START Study material
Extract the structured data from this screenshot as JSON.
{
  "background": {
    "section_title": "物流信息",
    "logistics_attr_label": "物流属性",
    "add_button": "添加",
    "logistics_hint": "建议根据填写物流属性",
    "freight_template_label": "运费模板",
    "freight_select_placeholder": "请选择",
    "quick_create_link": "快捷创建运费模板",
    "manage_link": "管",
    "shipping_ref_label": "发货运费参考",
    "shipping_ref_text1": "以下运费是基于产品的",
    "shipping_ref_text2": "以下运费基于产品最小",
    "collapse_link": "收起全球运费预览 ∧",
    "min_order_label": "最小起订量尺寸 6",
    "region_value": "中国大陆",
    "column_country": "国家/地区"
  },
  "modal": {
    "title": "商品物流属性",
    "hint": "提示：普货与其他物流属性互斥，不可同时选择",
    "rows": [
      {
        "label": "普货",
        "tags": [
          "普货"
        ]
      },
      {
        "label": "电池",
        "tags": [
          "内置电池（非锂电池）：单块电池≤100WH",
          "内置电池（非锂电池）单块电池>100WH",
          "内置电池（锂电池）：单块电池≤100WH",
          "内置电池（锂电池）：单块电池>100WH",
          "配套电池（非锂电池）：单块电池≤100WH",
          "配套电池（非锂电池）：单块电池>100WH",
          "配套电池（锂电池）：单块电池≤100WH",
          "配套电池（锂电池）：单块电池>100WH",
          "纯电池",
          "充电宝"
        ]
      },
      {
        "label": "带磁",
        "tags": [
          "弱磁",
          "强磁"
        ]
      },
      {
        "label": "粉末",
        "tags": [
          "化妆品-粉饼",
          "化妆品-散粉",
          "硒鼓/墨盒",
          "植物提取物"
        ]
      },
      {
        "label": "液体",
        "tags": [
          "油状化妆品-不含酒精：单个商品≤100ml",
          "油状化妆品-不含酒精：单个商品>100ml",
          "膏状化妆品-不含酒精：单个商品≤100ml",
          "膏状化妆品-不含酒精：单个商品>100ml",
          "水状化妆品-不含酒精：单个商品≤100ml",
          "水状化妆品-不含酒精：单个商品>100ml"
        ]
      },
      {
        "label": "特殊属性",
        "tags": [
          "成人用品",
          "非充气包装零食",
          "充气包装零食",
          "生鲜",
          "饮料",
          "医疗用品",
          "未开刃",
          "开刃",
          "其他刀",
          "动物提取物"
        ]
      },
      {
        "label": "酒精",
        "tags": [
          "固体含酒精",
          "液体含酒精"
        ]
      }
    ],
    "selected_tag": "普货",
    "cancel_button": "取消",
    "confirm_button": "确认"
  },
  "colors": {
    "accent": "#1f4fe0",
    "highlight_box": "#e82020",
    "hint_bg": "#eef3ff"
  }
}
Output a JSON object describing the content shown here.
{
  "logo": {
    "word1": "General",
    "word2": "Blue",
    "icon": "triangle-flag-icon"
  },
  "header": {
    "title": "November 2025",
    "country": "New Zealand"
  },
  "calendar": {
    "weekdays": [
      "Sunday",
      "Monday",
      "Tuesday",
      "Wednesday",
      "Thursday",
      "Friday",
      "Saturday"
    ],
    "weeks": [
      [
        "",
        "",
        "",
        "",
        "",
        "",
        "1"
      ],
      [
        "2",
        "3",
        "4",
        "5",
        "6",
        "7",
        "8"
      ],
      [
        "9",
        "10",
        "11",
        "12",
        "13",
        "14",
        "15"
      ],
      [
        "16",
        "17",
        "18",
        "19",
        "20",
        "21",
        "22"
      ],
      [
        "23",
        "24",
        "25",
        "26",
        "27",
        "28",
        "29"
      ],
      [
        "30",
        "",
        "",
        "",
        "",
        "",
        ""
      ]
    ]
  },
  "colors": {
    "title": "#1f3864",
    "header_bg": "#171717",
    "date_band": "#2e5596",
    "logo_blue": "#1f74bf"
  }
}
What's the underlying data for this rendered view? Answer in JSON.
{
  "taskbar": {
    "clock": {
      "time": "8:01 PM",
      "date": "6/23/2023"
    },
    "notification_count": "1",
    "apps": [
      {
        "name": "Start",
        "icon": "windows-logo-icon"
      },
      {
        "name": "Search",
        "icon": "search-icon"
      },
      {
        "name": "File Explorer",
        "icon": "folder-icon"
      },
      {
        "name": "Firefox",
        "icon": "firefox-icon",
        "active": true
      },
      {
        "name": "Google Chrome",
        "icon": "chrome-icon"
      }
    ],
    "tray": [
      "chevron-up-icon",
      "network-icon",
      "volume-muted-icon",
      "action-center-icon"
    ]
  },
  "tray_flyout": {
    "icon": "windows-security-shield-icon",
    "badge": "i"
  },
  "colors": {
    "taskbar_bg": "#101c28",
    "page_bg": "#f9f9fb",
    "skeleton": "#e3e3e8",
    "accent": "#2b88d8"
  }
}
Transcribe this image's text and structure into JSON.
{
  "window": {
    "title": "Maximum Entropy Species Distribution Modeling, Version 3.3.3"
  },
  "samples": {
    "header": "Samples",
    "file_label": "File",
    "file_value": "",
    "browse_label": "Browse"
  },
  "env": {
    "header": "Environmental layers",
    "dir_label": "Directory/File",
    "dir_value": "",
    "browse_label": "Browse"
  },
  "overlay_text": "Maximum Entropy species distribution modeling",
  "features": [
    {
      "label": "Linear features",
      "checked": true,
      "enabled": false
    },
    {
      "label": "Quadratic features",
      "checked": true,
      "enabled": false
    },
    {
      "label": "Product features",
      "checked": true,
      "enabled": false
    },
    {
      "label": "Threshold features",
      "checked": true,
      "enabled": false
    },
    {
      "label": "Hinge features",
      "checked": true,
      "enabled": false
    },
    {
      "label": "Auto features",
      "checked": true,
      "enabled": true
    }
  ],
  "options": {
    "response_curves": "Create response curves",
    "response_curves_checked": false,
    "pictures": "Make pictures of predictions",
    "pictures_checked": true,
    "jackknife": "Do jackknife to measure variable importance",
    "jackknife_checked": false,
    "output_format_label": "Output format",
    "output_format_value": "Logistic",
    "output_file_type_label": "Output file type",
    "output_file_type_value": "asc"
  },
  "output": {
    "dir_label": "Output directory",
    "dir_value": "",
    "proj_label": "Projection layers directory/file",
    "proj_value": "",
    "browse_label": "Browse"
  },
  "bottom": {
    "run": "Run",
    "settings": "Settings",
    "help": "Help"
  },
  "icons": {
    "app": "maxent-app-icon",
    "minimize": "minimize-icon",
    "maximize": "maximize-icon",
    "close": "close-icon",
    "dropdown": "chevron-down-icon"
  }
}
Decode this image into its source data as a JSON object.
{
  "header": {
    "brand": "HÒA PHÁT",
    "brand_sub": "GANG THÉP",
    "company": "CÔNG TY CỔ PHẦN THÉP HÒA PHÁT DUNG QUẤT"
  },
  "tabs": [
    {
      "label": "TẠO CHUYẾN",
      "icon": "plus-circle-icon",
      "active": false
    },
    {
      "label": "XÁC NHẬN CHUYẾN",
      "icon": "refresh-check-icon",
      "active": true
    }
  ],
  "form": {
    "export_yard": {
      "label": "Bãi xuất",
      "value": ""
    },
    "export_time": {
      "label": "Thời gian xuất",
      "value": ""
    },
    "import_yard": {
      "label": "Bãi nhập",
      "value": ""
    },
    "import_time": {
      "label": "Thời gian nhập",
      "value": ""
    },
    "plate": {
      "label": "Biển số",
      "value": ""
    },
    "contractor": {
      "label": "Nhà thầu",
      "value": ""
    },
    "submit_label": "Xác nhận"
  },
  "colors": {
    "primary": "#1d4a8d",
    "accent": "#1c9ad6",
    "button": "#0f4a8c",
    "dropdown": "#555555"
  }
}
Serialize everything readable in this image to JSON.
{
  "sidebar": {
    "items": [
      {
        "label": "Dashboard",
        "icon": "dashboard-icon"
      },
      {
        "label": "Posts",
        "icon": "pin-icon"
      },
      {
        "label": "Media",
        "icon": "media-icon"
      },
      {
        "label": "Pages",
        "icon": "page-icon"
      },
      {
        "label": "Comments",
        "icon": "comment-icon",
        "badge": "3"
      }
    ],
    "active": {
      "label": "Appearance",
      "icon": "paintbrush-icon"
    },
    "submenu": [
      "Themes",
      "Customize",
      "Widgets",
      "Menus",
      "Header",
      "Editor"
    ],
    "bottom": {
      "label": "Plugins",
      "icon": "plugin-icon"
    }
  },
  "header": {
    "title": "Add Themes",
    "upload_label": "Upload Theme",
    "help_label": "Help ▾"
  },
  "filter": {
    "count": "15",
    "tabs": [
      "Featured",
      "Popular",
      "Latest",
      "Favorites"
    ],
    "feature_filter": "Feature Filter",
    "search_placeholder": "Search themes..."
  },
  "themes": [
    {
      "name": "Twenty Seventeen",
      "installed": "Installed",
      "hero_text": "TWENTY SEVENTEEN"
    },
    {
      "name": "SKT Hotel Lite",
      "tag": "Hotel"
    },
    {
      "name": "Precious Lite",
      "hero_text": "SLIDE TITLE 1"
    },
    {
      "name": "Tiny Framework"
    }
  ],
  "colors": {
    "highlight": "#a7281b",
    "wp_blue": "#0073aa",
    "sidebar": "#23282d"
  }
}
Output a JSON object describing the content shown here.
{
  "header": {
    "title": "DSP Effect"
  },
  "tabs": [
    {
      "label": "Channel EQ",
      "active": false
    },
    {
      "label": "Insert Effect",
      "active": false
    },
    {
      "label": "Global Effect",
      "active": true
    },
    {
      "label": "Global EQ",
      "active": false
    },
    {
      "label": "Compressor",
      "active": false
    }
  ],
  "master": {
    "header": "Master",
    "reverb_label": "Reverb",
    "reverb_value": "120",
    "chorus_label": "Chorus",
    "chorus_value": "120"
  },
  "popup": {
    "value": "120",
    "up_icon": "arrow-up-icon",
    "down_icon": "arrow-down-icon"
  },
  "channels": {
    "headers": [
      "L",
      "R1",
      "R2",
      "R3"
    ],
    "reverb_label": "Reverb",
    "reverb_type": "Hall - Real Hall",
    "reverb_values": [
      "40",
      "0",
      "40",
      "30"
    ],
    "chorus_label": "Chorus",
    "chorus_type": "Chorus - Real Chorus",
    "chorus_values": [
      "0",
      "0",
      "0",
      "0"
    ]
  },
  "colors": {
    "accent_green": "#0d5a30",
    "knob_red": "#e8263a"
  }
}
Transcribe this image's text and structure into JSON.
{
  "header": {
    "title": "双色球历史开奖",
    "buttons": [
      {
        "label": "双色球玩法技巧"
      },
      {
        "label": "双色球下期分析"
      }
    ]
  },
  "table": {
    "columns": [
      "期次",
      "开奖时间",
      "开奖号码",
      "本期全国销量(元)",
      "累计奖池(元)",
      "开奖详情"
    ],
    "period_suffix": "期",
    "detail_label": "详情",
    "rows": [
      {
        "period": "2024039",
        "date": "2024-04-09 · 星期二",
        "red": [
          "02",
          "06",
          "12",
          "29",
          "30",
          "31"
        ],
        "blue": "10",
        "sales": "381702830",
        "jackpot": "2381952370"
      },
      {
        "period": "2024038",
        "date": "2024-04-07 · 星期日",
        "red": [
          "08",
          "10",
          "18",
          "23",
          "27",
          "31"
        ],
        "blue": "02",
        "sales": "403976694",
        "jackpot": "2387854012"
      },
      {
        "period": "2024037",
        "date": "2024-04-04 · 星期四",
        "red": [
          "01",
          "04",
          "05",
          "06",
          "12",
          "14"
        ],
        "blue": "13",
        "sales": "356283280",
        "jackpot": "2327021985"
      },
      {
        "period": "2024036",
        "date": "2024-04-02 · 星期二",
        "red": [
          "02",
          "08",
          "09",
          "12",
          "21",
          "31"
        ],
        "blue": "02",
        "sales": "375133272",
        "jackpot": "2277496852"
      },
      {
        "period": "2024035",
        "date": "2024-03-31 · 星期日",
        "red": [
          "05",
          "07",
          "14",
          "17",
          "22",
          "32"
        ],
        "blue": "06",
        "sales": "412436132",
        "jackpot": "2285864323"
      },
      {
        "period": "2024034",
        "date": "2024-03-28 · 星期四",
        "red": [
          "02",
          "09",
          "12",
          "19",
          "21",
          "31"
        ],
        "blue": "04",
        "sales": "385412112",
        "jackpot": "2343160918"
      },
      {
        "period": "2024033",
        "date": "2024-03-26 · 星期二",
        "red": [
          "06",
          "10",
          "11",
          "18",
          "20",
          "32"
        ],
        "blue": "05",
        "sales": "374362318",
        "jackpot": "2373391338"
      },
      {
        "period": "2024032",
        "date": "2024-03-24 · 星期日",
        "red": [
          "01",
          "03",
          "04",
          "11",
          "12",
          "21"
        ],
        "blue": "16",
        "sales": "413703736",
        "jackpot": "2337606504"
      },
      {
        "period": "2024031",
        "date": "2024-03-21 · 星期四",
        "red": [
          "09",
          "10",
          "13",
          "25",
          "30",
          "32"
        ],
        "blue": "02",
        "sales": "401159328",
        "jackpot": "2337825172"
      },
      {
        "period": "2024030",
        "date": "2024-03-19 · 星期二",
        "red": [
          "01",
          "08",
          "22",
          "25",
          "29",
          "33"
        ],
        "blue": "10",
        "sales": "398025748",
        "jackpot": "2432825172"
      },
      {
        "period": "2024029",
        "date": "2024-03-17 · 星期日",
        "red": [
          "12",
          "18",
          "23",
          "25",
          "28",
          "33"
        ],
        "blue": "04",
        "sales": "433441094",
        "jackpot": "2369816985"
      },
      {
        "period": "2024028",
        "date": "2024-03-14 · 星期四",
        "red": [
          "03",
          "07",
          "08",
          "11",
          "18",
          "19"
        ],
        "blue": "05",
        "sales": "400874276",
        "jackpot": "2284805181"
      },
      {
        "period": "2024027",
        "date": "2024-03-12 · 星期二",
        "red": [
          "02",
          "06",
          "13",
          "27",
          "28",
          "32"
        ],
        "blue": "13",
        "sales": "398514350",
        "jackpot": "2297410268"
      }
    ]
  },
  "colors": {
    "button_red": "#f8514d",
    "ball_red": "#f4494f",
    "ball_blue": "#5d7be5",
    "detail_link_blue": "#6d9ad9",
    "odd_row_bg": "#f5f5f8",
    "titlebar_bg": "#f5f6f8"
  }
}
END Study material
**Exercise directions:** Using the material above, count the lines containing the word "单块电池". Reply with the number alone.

**Answer section:** 8